I recall JB lamenting how there was not really any work to do on the 4-strokes, mechanics who used to have the heads and barrels off every other session were bored. These days it's all just laptop twiddling, look at Tech3 - complained loud enough and they got an 'upgrade', but it was all just software. The satelite bikes only go as fast as the manufacturer allows.

Anyhow, off topic. Good for Karel, half his luck. Hope he does well, though I agree his results thus far would not indicate it's likely.

As I mentioned earlier, MotoGP (or rather 500cc) has always been open to the guy with more money than talent and aside from the factories, money has always dictated who was on the bikes.
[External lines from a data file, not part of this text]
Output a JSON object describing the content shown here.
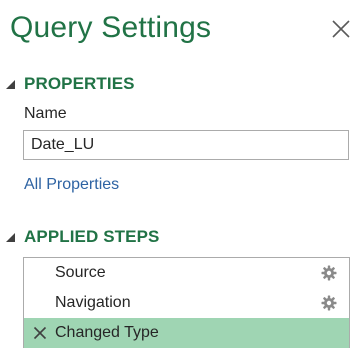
{
  "pane": {
    "title": "Query Settings"
  },
  "properties": {
    "header": "PROPERTIES",
    "name_label": "Name",
    "name_value": "Date_LU",
    "all_properties_link": "All Properties"
  },
  "applied_steps": {
    "header": "APPLIED STEPS",
    "steps": [
      {
        "label": "Source",
        "has_settings": true,
        "selected": false
      },
      {
        "label": "Navigation",
        "has_settings": true,
        "selected": false
      },
      {
        "label": "Changed Type",
        "has_settings": false,
        "selected": true
      }
    ]
  },
  "colors": {
    "accent": "#217346",
    "link": "#2e63a3",
    "selected_step": "#9fd5b3"
  },
  "icons": {
    "close": "close-icon",
    "collapse": "caret-down-icon",
    "settings": "gear-icon",
    "delete_step": "delete-step-icon"
  }
}
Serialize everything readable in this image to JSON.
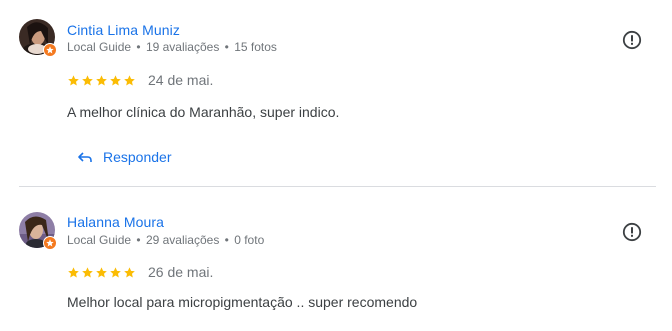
{
  "reviews": [
    {
      "author": "Cintia Lima Muniz",
      "guide_label": "Local Guide",
      "reviews_count": "19 avaliações",
      "photos_count": "15 fotos",
      "rating": 5,
      "date": "24 de mai.",
      "text": "A melhor clínica do Maranhão, super indico.",
      "reply_label": "Responder"
    },
    {
      "author": "Halanna Moura",
      "guide_label": "Local Guide",
      "reviews_count": "29 avaliações",
      "photos_count": "0 foto",
      "rating": 5,
      "date": "26 de mai.",
      "text": "Melhor local para micropigmentação .. super recomendo"
    }
  ],
  "separator": "•",
  "colors": {
    "author_link": "#1a73e8",
    "star": "#fbbc04",
    "meta_text": "#70757a",
    "local_guide_badge": "#f4791f",
    "divider": "#dadce0"
  },
  "icons": {
    "flag": "report-icon",
    "reply": "reply-arrow-icon",
    "badge": "local-guide-badge-icon",
    "star": "star-icon"
  }
}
Only recently has there been more talent than bikes available.

MotoTheory.com - MotoGP Data & Statistics

Best of luck!

At least he's not buying an other's bike mid season. Like Gabor on the the honda last year.

The talk of Suzuki stepping up with more bikes doesn't make sense. At least not until the factory bikes show a little more potential.

for the first time ever i have a headache from reading these post's...sorry guys let the guy ride! You are all jealous and if your pop had the cash to fund you're racing career you would be there in a second, backmarker or not!

Looking at his team page it lists Jana Komrsková as the team coordinator. The picture is really tiny so I can't quite tell, but is that the same Jana Komrsková that is the Czech gymnast? I guess some guys can't catch a break.

ok, the computer world - especially the networked one - has ALWAYS had HACKERS & CRACKERS - most of us get our torrents & software by the good graces of these ppl (no-one on here of course :) ) so, how is it that it seems no team has employed software 'reverse-engineers' to hack/crack the factory software upgrades?

hell, if i was a team boss i would certainly try to find someone to 'crack' the numbers i could use to release engine performance, etc...

anyone?! :)

A good point, and smart thinking, but I think the factories are already way ahead of you on this. When you lease a satellite bike, the bike comes with a factory engineer, who is in charge of handling the software. He is the only person - as far as I know, but I'll check - allowed to adjust the mappings and software settings.

If the satellite teams were just given a bike and told to get on with it, then the first thing any team manager would do is get someone on cracking the software. However, they are given a guardian to go along with the bike, which puts the dampers on any such notion.